Task directions:
Identify and pull out each line of the entries in which "已绑定手机号" occurs.

Given records:
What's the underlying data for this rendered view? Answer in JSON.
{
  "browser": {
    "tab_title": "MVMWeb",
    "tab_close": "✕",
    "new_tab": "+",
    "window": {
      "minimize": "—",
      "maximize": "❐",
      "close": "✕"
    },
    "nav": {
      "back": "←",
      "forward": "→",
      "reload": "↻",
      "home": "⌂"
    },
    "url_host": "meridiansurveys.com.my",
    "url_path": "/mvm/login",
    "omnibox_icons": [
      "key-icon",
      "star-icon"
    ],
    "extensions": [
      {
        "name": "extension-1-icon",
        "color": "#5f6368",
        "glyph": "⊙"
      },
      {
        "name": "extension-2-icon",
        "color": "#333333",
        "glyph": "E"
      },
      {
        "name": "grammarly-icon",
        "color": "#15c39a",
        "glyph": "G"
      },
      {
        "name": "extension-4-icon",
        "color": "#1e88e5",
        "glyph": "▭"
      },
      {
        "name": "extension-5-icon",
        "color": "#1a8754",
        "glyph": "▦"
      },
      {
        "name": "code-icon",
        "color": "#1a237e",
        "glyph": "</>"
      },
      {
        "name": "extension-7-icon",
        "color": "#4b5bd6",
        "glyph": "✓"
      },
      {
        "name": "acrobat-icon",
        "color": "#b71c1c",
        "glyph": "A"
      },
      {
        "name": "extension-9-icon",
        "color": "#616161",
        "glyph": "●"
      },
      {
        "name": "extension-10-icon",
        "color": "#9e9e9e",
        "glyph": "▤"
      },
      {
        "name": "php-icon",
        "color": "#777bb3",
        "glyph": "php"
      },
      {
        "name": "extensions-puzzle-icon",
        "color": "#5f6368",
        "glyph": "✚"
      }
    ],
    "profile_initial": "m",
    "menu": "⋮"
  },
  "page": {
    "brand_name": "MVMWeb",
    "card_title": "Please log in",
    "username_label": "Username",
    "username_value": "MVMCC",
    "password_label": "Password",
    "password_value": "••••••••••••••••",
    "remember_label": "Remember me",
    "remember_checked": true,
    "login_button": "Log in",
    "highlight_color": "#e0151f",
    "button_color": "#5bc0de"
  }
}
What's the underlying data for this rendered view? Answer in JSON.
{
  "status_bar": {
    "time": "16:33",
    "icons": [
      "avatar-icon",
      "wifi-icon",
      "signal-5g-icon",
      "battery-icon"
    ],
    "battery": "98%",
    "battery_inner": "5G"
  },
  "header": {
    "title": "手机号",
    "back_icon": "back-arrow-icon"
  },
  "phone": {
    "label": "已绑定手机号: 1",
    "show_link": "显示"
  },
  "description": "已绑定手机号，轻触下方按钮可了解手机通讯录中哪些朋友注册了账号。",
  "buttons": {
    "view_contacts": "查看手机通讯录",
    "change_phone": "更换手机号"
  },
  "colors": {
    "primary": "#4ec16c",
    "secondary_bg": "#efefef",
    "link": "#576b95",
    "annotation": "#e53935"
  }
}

Answer area:
    "label": "已绑定手机号: 1",
  "description": "已绑定手机号，轻触下方按钮可了解手机通讯录中哪些朋友注册了账号。",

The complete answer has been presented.